We caught up with former North Queensland Toyota Cowboys captain Travis Norton to talk about his early years, his playing career, and what he's up to now.
Norton, 44, spent time with the South Queensland Crushers and Canterbury-Bankstown Bulldogs, before joining the Cowboys in 2004 and captaining the club to our first Grand Final appearance in 2005.
The Moranbah junior made 207 NRL appearances between 1995-2006 and represented Queensland on five occasions.
In 2015, Norton was voted as the lock in the Cowboys' 20-Year Team.
Q&A: Travis Norton (Cowboy #158)
You were born in Redcliffe before moving to Moranbah and playing your junior football with the Moranbah Miners. How old were you when you started playing and what made you get involved with the sport?
I started playing in the under 10s. Growing up in a small country town like Moranbah, there were a few sporting options, but during winter it was mainly just footy, soccer, and hockey. I started playing hockey when I was really young, but for whatever reason, I gravitated towards footy as well, probably because the old man used to play. Most kids just follow what their dad is into, and I was no different.
You debuted with the South Queensland Crushers at just 18-years-old in 1995. How did you find out you were making your debut and what do you remember about the game?
I played a couple of A-Grade trial games going into that season. I remember missing out on the first Crushers team that went to Emerald and played Manly. There were a couple of other trials and I went okay. Bobby Lindner called me in and let me know I was making my debut in Round 1. I was over the moon and I was lucky enough to play against Canberra, although unlucky from the perspective that they were the Premiers in 1994. It was a tough initiation. One memory I have of that game was Laurie Daley treating me like I was an 18-year-old kid off the scrum and ran straight around me to score.
You moved to the Bulldogs two years later and were a part of a Grand Final there in 1998 off the back of four sudden-death elimination matches in a row. What do you remember about that season?
We weren't sitting pretty in the leadup to the finals. We finished ninth so we had to play a lot of elimination games. Each week was an elimination so it was just a dream run.
Something else I remember about that time was that 'Bullfrog' [Peter Moore] was pretty crook at that stage. Each week we would go and see him in the hospital before the game. Given the standing that 'Bullfrog' had in the organisation, it really hit home as to what rugby league meant to a lot of people.
You signed with the Cowboys prior to the 2004 season. What influenced your decision to move to North Queensland?

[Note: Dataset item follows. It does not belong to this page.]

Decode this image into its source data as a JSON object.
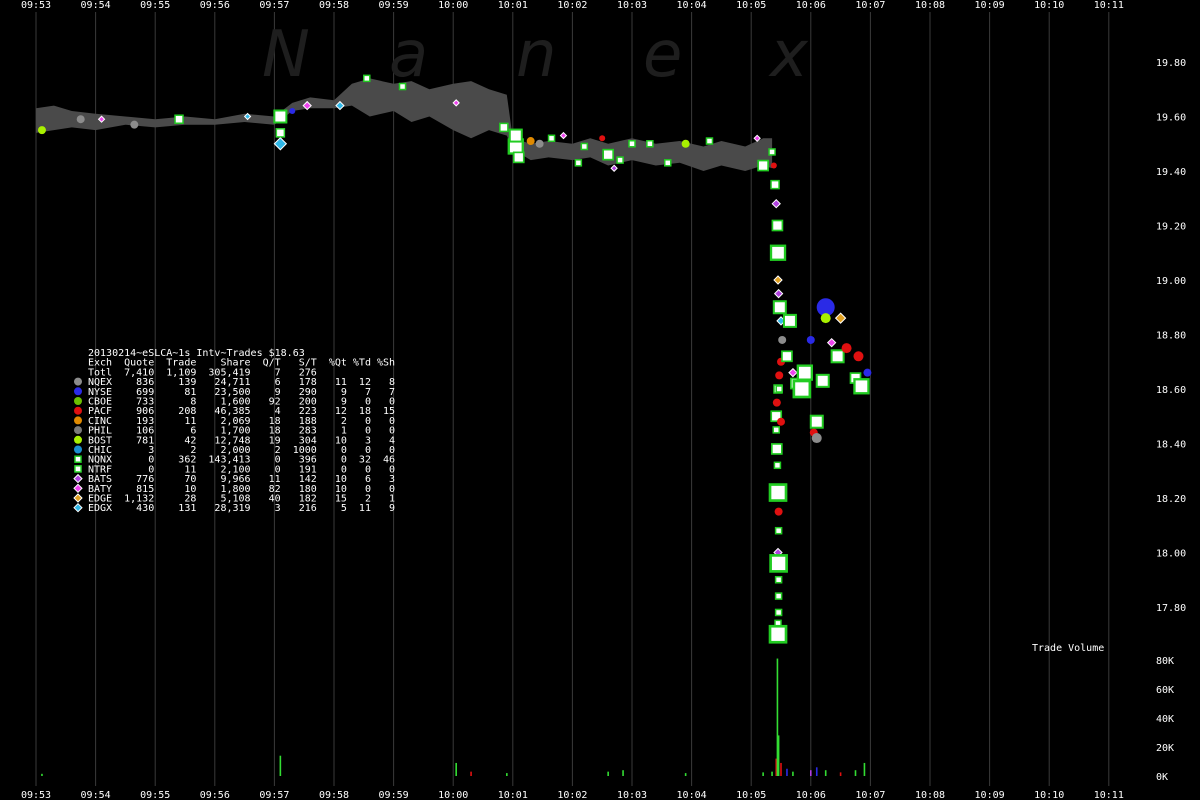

I was at the Bulldogs from 1997 until the end of 2003 and I was enjoying my time there. We had just had a child, our first son Colby. The Bulldogs went on to have the salary cap scandal in 2003 so were looking to reduce their cap. I thought 'If I'm going to move clubs, I wouldn't mind moving back home and playing for the Cowboys'. My manager put the feelers out to a few clubs and I was lucky enough to get a response to Peter Parr, Graham Murray, and Dennis Keeffe and was given the opportunity to head back up north. Things just worked out perfectly.
You spent three years with the Cowboys, captaining them to the 2005 Grand Final. What do you remember most about that season?
In all honesty, the 2004 season was probably the most memorable because it was the first time the Cowboys had ever made the finals. We had a little bit of expectation in 2005 because we had made the finals and gone pretty deep the previous year. The thing with the finals is the further your progress, the higher the highs and the lower the lows when you lose. I will always take playing that grand final over not playing in it, but losing it was heartbreaking. You have been together for almost 12 months as a team.
You made your Origin debut in Game 2, 2002. What did it mean to be able to represent your state?
Individually, that was the highest honour I've ever achieved. I remember Wednesday nights when Origin was on, pulling the mattress out and laying in front of the TV and watching the whole game. My favourite team when I was younger was Parramatta, but then when Origin came around, Sterling and Kenny didn't matter to me. It was 'The King'. It was all Wally Lewis. That's all you ever wanted to do as a kid, represent your state. Gene Miles gave me the call and let me know I was in the team. I think I was still surprised. It took a while to sink in.
You became a firefighter when you finished your career. What made you want to get involved in that field and where are you based?
I'm currently based in Nambour on the Sunshine Coast. It was the end of 2001 or 2002, I knew I was more towards the back end of my career so I wanted to put some feelers out and have a look and see what was out there. I don't know how I stumbled across it, but I saw the firies had a lot of similarities to professional sport and just sport in general. It's a team environment, they do have their downtimes, but when an emergency happens, everyone needs to be switched on and you have your role to play. You don't want to let your team down. You have a goal you want to achieve. There is no monotony. Each day is different. I've been doing it for 12 years now and I still thoroughly enjoy going to work.